**What you are asked to do**
In the records that follow, locate every line with "this" and extract it.

**Source data**
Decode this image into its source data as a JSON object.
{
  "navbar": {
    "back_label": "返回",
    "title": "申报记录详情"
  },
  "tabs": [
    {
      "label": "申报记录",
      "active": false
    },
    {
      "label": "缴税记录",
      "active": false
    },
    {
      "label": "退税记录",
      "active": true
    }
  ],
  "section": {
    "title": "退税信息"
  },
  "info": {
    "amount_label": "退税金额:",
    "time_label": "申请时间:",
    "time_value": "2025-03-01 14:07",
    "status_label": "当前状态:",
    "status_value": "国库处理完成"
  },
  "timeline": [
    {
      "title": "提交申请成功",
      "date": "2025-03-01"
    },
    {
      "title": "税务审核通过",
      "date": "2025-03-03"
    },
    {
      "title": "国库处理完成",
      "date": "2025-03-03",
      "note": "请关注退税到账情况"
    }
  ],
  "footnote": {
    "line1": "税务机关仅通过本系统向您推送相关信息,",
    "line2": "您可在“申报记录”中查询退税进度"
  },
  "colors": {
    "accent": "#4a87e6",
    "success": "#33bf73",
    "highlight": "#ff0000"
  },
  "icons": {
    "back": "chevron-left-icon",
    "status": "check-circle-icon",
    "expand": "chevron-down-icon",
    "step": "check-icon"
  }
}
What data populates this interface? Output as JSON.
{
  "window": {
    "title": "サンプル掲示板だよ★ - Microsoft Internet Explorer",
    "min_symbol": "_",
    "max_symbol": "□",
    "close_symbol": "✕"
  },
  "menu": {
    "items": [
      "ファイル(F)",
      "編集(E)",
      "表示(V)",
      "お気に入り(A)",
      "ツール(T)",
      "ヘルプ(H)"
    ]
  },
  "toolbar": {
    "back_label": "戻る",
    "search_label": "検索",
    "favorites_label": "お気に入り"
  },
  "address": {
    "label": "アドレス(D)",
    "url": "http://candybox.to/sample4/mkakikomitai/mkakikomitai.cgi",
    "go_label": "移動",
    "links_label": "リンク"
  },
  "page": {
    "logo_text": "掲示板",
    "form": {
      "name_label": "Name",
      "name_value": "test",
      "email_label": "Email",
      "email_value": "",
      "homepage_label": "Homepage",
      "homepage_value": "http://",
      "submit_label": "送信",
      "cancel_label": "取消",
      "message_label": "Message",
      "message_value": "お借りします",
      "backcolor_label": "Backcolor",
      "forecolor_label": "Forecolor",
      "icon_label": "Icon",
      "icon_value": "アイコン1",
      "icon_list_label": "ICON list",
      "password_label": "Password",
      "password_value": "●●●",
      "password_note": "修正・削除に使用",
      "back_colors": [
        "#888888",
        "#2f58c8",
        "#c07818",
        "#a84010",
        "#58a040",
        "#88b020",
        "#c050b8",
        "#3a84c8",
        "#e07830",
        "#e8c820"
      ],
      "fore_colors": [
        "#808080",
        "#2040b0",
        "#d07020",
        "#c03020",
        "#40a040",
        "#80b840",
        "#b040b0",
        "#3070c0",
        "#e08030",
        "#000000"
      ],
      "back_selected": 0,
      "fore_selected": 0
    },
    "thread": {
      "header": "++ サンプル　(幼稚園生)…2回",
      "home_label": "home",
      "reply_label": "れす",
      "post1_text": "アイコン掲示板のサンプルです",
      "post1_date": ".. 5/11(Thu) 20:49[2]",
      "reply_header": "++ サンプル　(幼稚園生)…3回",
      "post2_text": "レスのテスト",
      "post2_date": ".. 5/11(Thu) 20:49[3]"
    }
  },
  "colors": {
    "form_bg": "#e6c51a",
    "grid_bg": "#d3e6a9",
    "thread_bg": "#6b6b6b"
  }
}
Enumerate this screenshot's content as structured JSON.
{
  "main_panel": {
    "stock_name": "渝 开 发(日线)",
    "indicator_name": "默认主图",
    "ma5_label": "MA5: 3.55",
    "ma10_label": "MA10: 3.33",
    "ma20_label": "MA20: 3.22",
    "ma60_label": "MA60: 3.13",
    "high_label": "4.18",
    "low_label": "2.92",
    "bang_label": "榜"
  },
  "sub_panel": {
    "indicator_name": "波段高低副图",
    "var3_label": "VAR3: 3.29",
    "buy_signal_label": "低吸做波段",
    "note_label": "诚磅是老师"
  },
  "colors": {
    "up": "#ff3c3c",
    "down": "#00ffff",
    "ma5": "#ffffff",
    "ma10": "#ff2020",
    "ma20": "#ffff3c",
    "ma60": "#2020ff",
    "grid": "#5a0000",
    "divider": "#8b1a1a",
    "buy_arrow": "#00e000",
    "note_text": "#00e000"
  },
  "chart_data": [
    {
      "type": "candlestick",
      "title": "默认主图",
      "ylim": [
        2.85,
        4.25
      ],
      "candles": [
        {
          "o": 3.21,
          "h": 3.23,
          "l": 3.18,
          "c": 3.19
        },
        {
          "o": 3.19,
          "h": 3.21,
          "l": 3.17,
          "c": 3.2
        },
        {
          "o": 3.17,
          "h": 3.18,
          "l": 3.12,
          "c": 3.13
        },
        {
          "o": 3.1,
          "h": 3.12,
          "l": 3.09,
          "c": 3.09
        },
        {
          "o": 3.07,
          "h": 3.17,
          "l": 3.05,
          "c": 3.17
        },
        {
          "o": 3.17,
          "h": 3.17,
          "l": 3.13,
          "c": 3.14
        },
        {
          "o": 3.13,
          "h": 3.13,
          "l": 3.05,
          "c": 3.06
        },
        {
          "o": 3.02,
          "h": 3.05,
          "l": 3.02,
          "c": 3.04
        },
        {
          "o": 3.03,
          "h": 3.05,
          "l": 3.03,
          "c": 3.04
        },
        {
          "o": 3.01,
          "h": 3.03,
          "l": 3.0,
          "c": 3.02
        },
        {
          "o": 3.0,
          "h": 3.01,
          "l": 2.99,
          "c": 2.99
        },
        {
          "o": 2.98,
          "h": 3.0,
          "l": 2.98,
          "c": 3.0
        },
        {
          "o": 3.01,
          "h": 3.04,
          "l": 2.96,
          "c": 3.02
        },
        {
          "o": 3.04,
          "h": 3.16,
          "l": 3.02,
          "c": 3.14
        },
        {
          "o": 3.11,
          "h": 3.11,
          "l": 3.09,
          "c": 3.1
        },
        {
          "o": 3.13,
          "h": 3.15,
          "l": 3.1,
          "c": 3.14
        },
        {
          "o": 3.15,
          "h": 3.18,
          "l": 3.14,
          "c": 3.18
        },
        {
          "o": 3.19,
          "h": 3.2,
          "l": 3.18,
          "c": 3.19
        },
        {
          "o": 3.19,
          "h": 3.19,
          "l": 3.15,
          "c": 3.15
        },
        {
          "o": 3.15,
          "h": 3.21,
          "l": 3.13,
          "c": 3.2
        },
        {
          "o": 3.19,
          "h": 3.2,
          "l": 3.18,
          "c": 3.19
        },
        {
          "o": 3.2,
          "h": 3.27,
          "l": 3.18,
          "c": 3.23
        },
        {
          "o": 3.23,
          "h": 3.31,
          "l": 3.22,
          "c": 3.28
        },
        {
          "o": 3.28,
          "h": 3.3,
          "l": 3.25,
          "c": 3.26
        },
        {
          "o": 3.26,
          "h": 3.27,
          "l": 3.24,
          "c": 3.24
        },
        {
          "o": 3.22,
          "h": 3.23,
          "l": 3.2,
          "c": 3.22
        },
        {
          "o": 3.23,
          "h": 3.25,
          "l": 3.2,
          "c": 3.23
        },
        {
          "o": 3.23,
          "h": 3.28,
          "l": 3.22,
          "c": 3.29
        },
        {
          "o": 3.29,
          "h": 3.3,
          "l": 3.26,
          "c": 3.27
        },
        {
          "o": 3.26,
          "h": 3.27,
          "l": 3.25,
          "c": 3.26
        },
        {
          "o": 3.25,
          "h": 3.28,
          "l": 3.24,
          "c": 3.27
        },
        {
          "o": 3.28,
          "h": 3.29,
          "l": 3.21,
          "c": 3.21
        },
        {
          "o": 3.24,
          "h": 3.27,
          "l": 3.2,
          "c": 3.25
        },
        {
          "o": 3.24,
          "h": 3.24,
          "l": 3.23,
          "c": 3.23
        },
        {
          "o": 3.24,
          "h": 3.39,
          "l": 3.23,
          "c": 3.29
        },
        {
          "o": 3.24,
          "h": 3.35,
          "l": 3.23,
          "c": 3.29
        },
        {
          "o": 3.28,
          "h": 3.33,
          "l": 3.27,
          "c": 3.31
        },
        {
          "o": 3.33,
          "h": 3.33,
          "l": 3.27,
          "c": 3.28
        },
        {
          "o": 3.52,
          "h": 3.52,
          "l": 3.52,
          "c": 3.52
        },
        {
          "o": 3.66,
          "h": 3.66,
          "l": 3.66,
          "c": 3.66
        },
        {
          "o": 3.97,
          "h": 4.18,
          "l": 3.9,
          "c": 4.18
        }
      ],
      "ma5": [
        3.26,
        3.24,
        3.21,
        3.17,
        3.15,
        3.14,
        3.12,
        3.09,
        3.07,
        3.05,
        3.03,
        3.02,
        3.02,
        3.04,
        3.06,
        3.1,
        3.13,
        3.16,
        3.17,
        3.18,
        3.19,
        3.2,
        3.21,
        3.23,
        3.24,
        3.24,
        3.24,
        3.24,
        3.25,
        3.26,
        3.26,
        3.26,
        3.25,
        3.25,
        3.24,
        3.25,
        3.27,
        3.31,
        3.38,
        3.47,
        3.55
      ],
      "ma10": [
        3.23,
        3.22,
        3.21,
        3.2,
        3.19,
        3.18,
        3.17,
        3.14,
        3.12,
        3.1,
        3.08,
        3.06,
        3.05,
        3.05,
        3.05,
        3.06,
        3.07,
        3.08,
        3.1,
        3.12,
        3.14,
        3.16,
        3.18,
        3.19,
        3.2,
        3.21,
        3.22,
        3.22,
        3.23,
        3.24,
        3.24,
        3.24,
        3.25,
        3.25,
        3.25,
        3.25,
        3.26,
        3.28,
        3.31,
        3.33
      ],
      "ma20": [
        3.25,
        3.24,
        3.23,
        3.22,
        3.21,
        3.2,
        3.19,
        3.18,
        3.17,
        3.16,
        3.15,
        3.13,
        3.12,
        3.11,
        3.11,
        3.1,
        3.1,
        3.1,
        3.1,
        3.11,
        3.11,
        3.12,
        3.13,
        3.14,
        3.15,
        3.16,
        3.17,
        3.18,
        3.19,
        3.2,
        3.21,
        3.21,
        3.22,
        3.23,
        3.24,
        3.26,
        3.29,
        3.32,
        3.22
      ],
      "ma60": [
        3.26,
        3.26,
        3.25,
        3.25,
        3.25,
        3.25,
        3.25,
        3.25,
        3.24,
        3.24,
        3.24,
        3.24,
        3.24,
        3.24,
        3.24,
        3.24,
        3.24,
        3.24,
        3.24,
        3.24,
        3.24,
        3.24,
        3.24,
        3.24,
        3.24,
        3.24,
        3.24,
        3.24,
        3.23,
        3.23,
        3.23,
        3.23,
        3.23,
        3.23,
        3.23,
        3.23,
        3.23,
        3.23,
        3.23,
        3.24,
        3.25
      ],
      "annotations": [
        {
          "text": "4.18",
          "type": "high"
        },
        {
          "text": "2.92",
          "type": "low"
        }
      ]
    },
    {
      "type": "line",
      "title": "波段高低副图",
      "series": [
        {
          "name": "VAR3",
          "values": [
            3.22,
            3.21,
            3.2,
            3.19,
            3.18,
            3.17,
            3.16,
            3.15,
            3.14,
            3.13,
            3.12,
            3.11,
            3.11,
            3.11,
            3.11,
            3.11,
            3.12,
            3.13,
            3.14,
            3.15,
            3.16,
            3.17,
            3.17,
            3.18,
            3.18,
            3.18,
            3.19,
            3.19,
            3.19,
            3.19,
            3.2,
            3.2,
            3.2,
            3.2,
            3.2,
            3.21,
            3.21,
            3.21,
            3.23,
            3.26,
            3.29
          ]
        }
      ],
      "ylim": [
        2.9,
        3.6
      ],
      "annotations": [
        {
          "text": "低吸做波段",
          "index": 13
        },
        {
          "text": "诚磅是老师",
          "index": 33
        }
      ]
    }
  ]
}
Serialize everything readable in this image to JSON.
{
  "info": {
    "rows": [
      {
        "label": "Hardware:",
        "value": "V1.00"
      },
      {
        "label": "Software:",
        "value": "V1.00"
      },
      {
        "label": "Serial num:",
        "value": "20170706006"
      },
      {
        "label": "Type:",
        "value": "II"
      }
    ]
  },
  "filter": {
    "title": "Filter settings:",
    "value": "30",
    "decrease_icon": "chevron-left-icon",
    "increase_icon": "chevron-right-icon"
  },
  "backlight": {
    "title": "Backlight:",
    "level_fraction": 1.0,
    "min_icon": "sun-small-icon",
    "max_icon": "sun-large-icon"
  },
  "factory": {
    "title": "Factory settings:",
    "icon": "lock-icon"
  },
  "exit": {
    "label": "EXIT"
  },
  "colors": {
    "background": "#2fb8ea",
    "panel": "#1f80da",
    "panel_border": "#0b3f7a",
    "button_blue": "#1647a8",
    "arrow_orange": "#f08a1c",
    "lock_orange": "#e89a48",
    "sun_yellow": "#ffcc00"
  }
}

**Solution**
Decode this image into its source data as a JSON object.
What data populates this interface? Output as JSON.
Enumerate this screenshot's content as structured JSON.
Serialize everything readable in this image to JSON.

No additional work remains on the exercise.